A famous Australian seabird is making its annual return to the country, but beachgoers have noticed something strange this year.
Thousands of short-tailed shearwaters, also known as sheepbirds, are found dead on Australia’s east coast.
Lauren Roman, a researcher at the Institute of Marine and Antarctic Studies, said the mass deaths were first reported in New South Wales last week and in Tasmania a few days ago.
Dr Roman said dead birds had been spotted on some beaches in central and southern New South Wales and south-east Tasmania.
“This mortality event is moving south, in my opinion, with the southward migration of late arrivals,” she told ABC Radio Hobart.
Dr Roman said studies showed sheepbirds tended to arrive from the northern hemisphere between late September and mid-November, with most birds arriving in October.
Known as “seabird wrecks”, Dr Roman said these mass die-offs had been occurring on rare occasions for a long time – always at this time of year.
“We have records going back to the 1800s,” she said.
“One of the most alarming things for researchers is that over the past few decades, these large mortality events have been occurring more and more often.”
Dr. Roman said it was “too early to know” what caused the wreck.
“We know they are adults, have recently completed their migration and are hungry,” she said.
The birds only have one chick per year, Dr. Roman said, so it may take some time for the population to recover from the wreckage.
Dr Roman said people should not touch birds if they were sick, saying it was a question of “when and not if” bird flu came to Australia.
“There is a chance, a small but real probability, that these birds have been in contact with this disease,” she said.
Bird deaths appear to be ‘food-related’, says ecologist
Seabird ecologist Jennifer Lavers said she had received reports of sheepbird deaths from the Gold Coast in Queensland to Bruny Island in southern Tasmania.
“It’s quite prevalent at the moment,” she told ABC Radio Hobart.
“At the moment it is 99% one main species: the Tasmanian short-tailed shearwater, or muttonbird. But it is possible that this will change over time.”
Dr Lavers disputed the theory of some other experts that the mass die-offs were associated with the recent migration of birds.
“One would expect some mortality associated with this, but their migration ended over six weeks ago,” she said.
From the information she had gathered, she said it appeared the deaths were due to food shortages due to warming oceans near Australia.
“Almost all of the stranded birds were very emaciated,” she said.
“It takes several weeks, not a few days, and that really reassures us that this is a food-related marine conditions issue.”
Dr Lavers said almost 1,000 short-tailed shearwaters had been tested for bird flu and all were negative.
But she said people should not touch birds without personal protective equipment – or let their dogs near them – because disease could not be ruled out.
“There is no sign at this stage that bird flu has reached Australia, but we just want to be careful,” she said.
Public urged to report dead seabirds
Dr Lavers said the public could help trace short-tailed shearwater mortality by sending messages reports of dead birds at Adrift Laba research group that she coordinates.

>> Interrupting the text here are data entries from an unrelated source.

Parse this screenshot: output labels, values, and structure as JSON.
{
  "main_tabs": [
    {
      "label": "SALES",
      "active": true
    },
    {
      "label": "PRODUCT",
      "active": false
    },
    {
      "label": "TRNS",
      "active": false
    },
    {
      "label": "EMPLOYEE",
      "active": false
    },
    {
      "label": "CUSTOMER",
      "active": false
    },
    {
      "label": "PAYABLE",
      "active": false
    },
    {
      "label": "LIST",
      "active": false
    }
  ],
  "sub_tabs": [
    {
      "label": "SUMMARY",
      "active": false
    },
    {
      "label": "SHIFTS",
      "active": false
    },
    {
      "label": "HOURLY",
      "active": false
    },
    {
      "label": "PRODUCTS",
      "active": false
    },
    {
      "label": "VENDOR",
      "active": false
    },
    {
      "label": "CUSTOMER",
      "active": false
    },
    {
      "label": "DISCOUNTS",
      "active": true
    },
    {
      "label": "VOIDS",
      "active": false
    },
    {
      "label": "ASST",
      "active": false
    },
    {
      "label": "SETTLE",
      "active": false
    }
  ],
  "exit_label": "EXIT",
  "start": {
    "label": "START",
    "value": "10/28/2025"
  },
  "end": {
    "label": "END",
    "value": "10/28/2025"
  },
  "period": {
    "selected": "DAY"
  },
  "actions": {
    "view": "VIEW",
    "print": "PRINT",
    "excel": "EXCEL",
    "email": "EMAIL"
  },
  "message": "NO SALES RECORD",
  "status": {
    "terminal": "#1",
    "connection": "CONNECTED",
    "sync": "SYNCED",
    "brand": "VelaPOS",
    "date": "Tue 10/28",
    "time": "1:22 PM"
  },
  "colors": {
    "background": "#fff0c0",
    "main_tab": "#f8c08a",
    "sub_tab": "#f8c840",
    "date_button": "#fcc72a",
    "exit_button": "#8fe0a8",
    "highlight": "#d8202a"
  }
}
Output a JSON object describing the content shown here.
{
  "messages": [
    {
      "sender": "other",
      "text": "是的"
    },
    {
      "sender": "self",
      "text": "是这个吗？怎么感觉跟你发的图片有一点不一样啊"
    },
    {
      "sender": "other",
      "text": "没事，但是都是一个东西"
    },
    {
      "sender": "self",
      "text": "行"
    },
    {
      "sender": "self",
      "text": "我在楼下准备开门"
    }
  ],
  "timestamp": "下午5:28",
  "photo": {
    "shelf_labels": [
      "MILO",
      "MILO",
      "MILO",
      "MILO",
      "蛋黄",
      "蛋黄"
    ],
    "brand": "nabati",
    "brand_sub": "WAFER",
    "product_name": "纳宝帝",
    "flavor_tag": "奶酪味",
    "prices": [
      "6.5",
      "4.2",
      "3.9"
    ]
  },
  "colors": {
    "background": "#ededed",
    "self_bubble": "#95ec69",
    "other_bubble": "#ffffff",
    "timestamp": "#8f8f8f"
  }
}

She said useful information included photos of the bird to confirm the species, where it was found, the date and the number of dead birds seen in a particular area.
Dr Roman said sick, injured or dead wildlife could be reported to Wildlife health in Australia.